Academic Pharmacy Now spoke with Dr. Kavssery Ananthapadmanabhan, professor of pharmaceutical sciences, at the University of Cincinnati’s James L. Winkle College of Pharmacy about why cosmetic science is an attractive field and what career pathways exist for new or returning students.
What’s In a Name?
Cosmetic science is more than just makeup and facial cleansers, said Ananthapadmanabhan. A person’s skin, hair, scalp and oral hygiene are just some of the important components of the study of cosmetic science. Because of its ubiquitous presence in many of our day-to-day rituals, a common misconception about cosmetic science is that there’s not much new to learn about the field. However, advances in technology have led to better and more advanced products, which leads to further studies of their effects on patients. “We now have a lot more instrumentation so we can measure things directly on the skin, scalp or any other surface,” said Ananthapadmanabhan. “We can actually analyze products’ performance directly in people.”
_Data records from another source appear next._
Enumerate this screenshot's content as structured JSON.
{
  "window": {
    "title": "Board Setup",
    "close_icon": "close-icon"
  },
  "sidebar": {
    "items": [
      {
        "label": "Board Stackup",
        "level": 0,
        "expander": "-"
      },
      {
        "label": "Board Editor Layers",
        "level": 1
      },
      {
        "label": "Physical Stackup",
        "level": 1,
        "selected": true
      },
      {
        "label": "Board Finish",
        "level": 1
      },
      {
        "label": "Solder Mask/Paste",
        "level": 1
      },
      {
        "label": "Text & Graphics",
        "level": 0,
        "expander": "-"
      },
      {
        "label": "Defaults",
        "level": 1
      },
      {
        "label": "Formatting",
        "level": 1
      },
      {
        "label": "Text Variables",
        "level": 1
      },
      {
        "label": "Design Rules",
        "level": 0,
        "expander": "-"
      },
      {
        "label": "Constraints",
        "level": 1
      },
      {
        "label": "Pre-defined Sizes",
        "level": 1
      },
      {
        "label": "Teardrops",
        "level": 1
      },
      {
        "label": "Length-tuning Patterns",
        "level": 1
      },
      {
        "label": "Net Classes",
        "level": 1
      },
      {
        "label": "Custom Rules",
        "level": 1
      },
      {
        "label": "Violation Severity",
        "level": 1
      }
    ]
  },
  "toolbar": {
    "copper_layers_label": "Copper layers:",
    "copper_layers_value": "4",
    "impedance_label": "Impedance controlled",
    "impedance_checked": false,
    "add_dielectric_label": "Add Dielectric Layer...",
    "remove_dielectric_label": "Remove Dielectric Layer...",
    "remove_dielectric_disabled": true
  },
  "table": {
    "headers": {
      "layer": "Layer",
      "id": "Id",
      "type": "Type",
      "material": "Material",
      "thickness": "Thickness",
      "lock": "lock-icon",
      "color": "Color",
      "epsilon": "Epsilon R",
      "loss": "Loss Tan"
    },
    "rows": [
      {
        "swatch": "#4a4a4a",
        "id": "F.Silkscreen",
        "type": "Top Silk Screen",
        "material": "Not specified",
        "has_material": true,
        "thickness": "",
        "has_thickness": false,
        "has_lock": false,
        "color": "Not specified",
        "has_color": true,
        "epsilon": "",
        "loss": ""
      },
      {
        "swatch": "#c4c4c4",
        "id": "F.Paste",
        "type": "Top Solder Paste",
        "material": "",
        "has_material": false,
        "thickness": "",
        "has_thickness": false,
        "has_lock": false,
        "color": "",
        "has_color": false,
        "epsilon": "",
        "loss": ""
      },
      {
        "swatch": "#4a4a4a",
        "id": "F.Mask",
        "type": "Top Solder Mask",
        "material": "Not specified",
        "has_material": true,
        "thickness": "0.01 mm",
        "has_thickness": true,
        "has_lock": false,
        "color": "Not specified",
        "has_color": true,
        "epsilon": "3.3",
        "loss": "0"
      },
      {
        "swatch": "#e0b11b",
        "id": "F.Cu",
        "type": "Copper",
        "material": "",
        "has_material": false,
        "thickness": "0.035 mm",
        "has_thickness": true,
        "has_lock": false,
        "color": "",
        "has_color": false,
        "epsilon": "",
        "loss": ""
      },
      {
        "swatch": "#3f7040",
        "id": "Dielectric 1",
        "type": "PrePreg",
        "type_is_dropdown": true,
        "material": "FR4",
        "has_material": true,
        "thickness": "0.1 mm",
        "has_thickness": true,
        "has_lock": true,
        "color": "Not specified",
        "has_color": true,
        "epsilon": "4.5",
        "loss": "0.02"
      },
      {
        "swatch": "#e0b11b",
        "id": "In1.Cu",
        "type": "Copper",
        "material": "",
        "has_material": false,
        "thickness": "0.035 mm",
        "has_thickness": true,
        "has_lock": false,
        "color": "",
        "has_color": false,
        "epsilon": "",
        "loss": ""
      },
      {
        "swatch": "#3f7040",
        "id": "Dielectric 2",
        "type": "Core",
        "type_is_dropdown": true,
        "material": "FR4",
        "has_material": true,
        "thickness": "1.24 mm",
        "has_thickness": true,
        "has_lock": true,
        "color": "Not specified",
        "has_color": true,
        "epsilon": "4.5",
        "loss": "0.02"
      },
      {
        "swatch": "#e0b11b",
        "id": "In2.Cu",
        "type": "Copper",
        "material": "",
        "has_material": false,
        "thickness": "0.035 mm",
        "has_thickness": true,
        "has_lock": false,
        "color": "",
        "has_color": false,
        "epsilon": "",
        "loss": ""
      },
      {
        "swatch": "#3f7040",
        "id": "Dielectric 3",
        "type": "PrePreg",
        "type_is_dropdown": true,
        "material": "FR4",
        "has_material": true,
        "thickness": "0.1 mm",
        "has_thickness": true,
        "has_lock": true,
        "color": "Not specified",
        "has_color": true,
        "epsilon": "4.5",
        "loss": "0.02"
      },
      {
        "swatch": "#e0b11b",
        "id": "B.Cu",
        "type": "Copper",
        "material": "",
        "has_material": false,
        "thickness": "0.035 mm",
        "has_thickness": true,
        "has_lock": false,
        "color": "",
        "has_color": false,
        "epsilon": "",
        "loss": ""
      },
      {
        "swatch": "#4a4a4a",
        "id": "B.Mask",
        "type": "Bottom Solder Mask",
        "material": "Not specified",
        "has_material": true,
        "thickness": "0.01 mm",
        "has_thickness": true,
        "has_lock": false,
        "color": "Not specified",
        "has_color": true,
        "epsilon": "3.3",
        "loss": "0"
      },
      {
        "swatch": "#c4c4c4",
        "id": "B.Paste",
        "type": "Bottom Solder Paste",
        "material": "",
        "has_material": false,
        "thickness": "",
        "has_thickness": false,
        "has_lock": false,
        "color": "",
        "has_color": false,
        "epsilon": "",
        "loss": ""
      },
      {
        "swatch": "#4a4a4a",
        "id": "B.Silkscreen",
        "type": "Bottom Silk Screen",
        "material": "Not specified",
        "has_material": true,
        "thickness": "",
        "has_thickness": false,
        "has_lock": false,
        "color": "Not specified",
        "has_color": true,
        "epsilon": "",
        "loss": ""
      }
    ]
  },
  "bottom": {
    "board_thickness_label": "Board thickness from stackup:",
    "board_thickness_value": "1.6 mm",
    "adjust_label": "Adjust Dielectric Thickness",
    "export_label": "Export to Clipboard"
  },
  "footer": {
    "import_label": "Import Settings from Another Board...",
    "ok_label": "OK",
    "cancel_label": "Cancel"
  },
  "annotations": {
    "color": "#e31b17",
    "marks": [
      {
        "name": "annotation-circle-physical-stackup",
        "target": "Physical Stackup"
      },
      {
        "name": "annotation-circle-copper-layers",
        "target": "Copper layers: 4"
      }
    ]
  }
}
Interest in personal care is surging, but why? The population is aging globally, noted Ananthapadmanabhan. Personal care companies often conduct research in adults ranging in ages from 18 to 65. Testing products on the skin of a 70 year-old, for example, isn’t common which means we aren’t as knowledgeable about the skin problems of aging individuals, he added. “It’s a new era and a lot more research is required.”
Older patients aren’t the only target group for personal care companies. Skin protection for children is also an important research focus as problems can develop at a young age and continue throughout their lives. “Research has shown that protecting the skin barrier and allowing the skin to develop actually can prevent future harm. With technology changing and an increased focus on key groups such as aging adults and young children, there’s a lot more interest in cosmetic science careers.”